Most board games played by Americans seem as though they can be divided into either pure strategy (e.g., Chess, Go, Cathedral, Stratego) or largely luck-based (e.g., Monopoly, Life, Sorry!, Chutes and Ladders) games. In pure strategy games, player skill dictates virtually the entire game (e.g., a novice chess player will always lose to an expert), which makes the games fun only if players have equal skills. Luck-based games, on the other hand, often have extremely limited strategic decisions (in Monopoly the optimal strategy seems as though it could be summed up as "buy as many properties as you can, trying to get a monopoly, until you run out of money"), skill has very little to do with the outcome of the game, and pretty much everything is based on the roll of a die (or draw of a card). In both types of games, the winner of the game can often be predicted long before the end of the game (and sometimes players can be officially eliminated before the end of the game), which can distract from the fun.

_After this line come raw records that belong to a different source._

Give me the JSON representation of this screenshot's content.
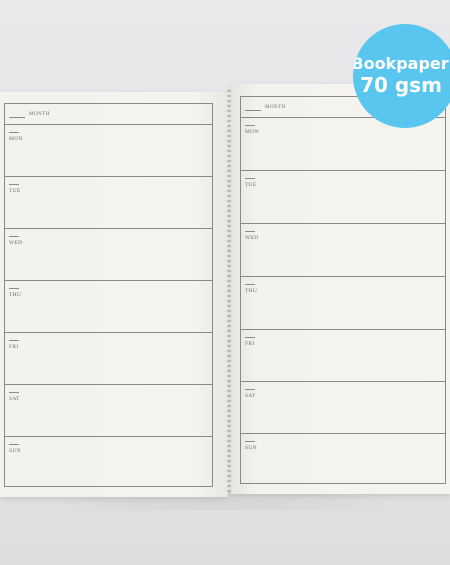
{
  "badge": {
    "line1": "Bookpaper",
    "line2": "70 gsm",
    "color": "#58c6ef"
  },
  "left_page": {
    "month_label": "MONTH",
    "days": [
      "MON",
      "TUE",
      "WED",
      "THU",
      "FRI",
      "SAT",
      "SUN"
    ]
  },
  "right_page": {
    "month_label": "MONTH",
    "days": [
      "MON",
      "TUE",
      "WED",
      "THU",
      "FRI",
      "SAT",
      "SUN"
    ]
  }
}
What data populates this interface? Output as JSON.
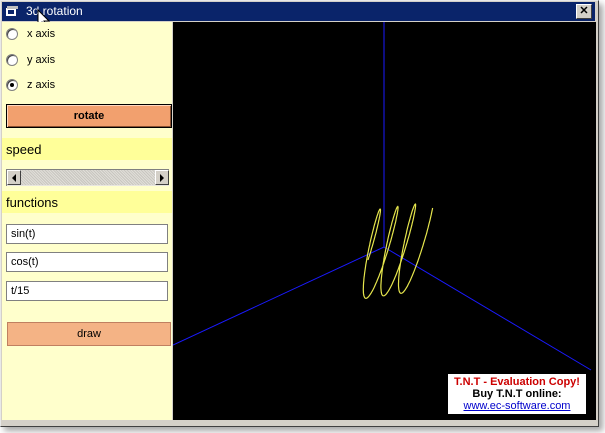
{
  "window": {
    "title": "3d rotation",
    "close_label": "✕"
  },
  "axis_options": [
    {
      "label": "x axis",
      "checked": false
    },
    {
      "label": "y axis",
      "checked": false
    },
    {
      "label": "z axis",
      "checked": true
    }
  ],
  "rotate_label": "rotate",
  "speed_label": "speed",
  "functions_label": "functions",
  "functions": [
    "sin(t)",
    "cos(t)",
    "t/15"
  ],
  "draw_label": "draw",
  "evaluation": {
    "line1": "T.N.T - Evaluation Copy!",
    "line2": "Buy T.N.T online:",
    "link": "www.ec-software.com"
  },
  "colors": {
    "axes": "#1a1aff",
    "curve": "#e6e64d",
    "panel": "#ffffcc",
    "button": "#f2a06e"
  }
}
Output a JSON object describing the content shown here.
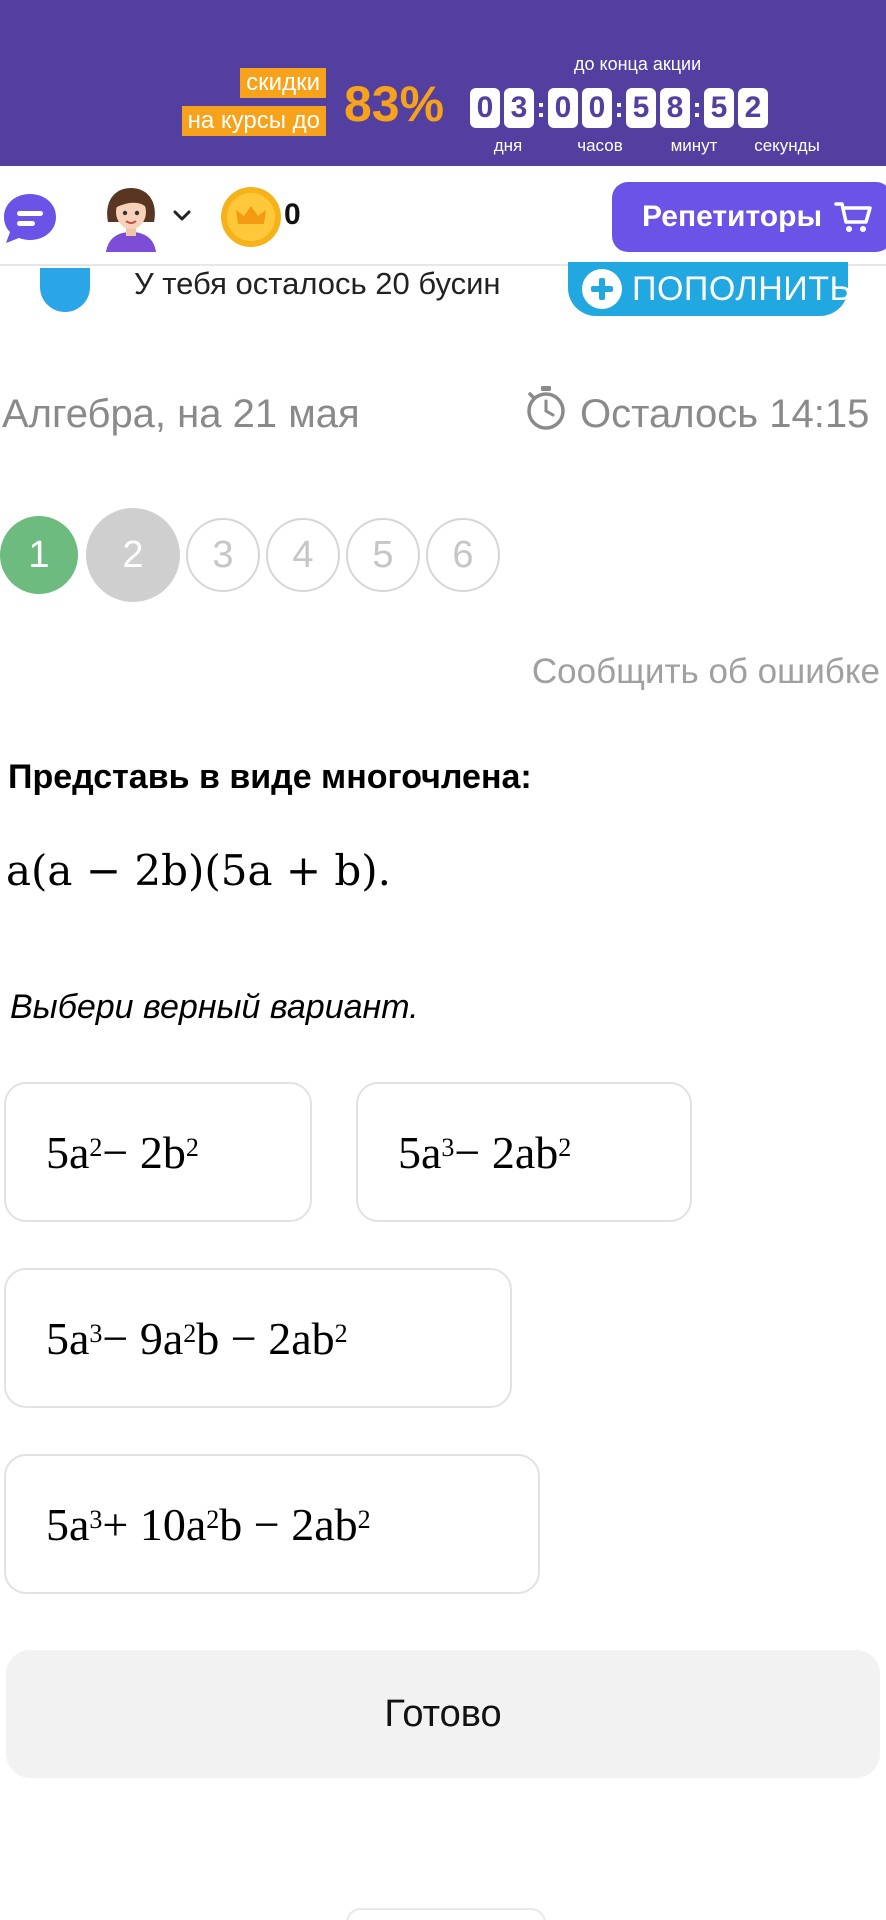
{
  "promo": {
    "label_line1": "скидки",
    "label_line2": "на курсы до",
    "percent": "83%",
    "until_label": "до конца акции",
    "timer": {
      "days": [
        "0",
        "3"
      ],
      "hours": [
        "0",
        "0"
      ],
      "minutes": [
        "5",
        "8"
      ],
      "seconds": [
        "5",
        "2"
      ],
      "separator": ":"
    },
    "units": {
      "days": "дня",
      "hours": "часов",
      "minutes": "минут",
      "seconds": "секунды"
    },
    "colors": {
      "background": "#533fa0",
      "accent": "#f7a21b"
    }
  },
  "nav": {
    "chat_icon": "chat-bubble-icon",
    "avatar_icon": "girl-avatar-icon",
    "coin_icon": "crown-coin-icon",
    "coin_count": "0",
    "tutors_label": "Репетиторы",
    "cart_icon": "cart-icon",
    "tutors_color": "#6a53e6"
  },
  "beads": {
    "text": "У тебя осталось 20 бусин",
    "topup_label": "ПОПОЛНИТЬ",
    "color": "#22a8e0"
  },
  "lesson": {
    "subject": "Алгебра, на 21 мая",
    "time_left": "Осталось 14:15",
    "steps": [
      {
        "label": "1",
        "state": "done"
      },
      {
        "label": "2",
        "state": "current"
      },
      {
        "label": "3",
        "state": "todo"
      },
      {
        "label": "4",
        "state": "todo"
      },
      {
        "label": "5",
        "state": "todo"
      },
      {
        "label": "6",
        "state": "todo"
      }
    ],
    "report_label": "Сообщить об ошибке"
  },
  "task": {
    "title": "Представь в виде многочлена:",
    "expression": "a(a − 2b)(5a + b).",
    "hint": "Выбери верный вариант."
  },
  "options": [
    {
      "parts": [
        "5a",
        "2",
        " − 2b",
        "2"
      ]
    },
    {
      "parts": [
        "5a",
        "3",
        " − 2ab",
        "2"
      ]
    },
    {
      "parts": [
        "5a",
        "3",
        " − 9a",
        "2",
        "b − 2ab",
        "2"
      ]
    },
    {
      "parts": [
        "5a",
        "3",
        " + 10a",
        "2",
        "b − 2ab",
        "2"
      ]
    }
  ],
  "done_label": "Готово"
}
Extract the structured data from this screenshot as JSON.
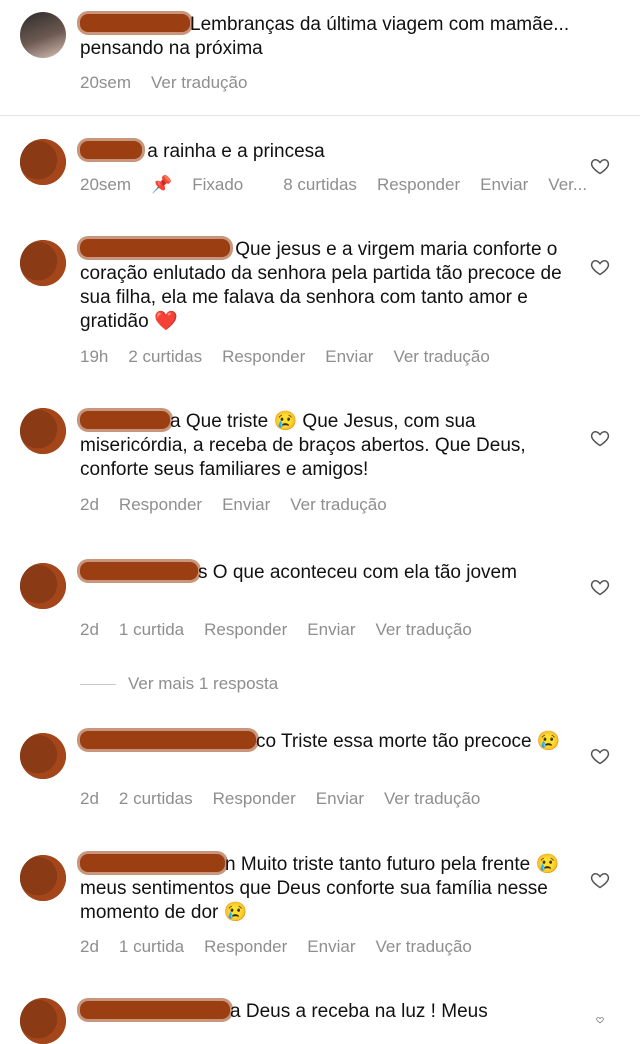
{
  "caption": {
    "text": "Lembranças da última viagem com mamãe... pensando na próxima",
    "time": "20sem",
    "translate": "Ver tradução"
  },
  "comments": [
    {
      "text": "a rainha e a princesa",
      "time": "20sem",
      "pinned": "Fixado",
      "likes": "8 curtidas",
      "reply": "Responder",
      "send": "Enviar",
      "translate": "Ver..."
    },
    {
      "text": "Que jesus e a virgem maria conforte o coração enlutado da senhora pela partida tão precoce de sua filha, ela me falava da senhora com tanto amor e gratidão ❤️",
      "time": "19h",
      "likes": "2 curtidas",
      "reply": "Responder",
      "send": "Enviar",
      "translate": "Ver tradução"
    },
    {
      "text": "a Que triste 😢 Que Jesus, com sua misericórdia, a  receba de braços abertos. Que Deus, conforte seus familiares e amigos!",
      "time": "2d",
      "reply": "Responder",
      "send": "Enviar",
      "translate": "Ver tradução"
    },
    {
      "text": "s O que aconteceu com ela tão jovem",
      "time": "2d",
      "likes": "1 curtida",
      "reply": "Responder",
      "send": "Enviar",
      "translate": "Ver tradução"
    },
    {
      "text": "co Triste essa morte tão precoce 😢",
      "time": "2d",
      "likes": "2 curtidas",
      "reply": "Responder",
      "send": "Enviar",
      "translate": "Ver tradução"
    },
    {
      "text": "n Muito triste tanto futuro pela frente 😢 meus sentimentos que Deus conforte sua família nesse momento de dor 😢",
      "time": "2d",
      "likes": "1 curtida",
      "reply": "Responder",
      "send": "Enviar",
      "translate": "Ver tradução"
    },
    {
      "text": "a Deus a receba na luz ! Meus"
    }
  ],
  "more_replies": "Ver mais 1 resposta",
  "icons": {
    "heart": "heart-outline-icon",
    "pin": "pin-icon"
  }
}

German-style board games seem to have found a very enjoyable middle ground between these two extremes. The games have simple rules (we learned how to play each game in about 10 minutes), don't take too much time to play (30-90 minutes per game), require lots of strategic thinking, yet include enough luck so that everyone has the potential to win the game. For example, we were playing against extremely experienced players, yet we were still able to win a game, and never felt like we had no hope of winning.
The Wikipedia has a good summary of German-style board games; here's their list of characteristics common to German-style board games (taken directly from this page):
- Variable number of players - The games are designed to be played with a wide ranging group. Typically the minimum number of players is only two or three, and the maximum might be four or five or even more.
- Simple, clever rules - The rules for most games are only a few pages and simple to learn. Novel mechanisms that will be unfamiliar to those brought up on older titles are often incorporated. The "roll-and-move" mechanic of games like Monopoly is almost never seen. If a monetary system is included at all, it is usually very simple.
- No player elimination - The games usually continue until some defined set of criteria is met. At that point, a winner is determined. Players don't get kicked out in midgame by running out of money or armies.
- Heavy player interaction - Players often trade, compete for resources, try to win auctions, or affect one another in other ways.
- Minimize direct conflict - War is rarely a theme. It is often difficult or impossible for one player to destroy other players' pieces or position. Usually you are trying to make your own position stronger or stop other players from growing.
- Mitigated luck - The games usually feature some component of luck to keep the games exciting and varied. However, luck is often balanced against numerous strategic and tactical decisions. A skilled player will win far more than a foolish one.
- Diversity of situations - The combination of unusual rules and randomness is used to achieve a variety of possible situations. The goal is to keep the game interesting and fresh even after it has been played many times.
- Modest length - Games are typically designed to take about an hour, and most will rarely take more than two.
- Attractive - Games are usually well illustrated and have quality board and pieces. Bright coloring, and wood or metal components are not unusual. This does often raise the price (typically between US$20 and US$50).
- A greater emphasis on mechanics over theme. For example, US style game designers will reuse the same mechanics but with a new theme (or make use of licensed themes from books or movies) whereas German style designers will more so strive for new mechanics but often reuse the same theme.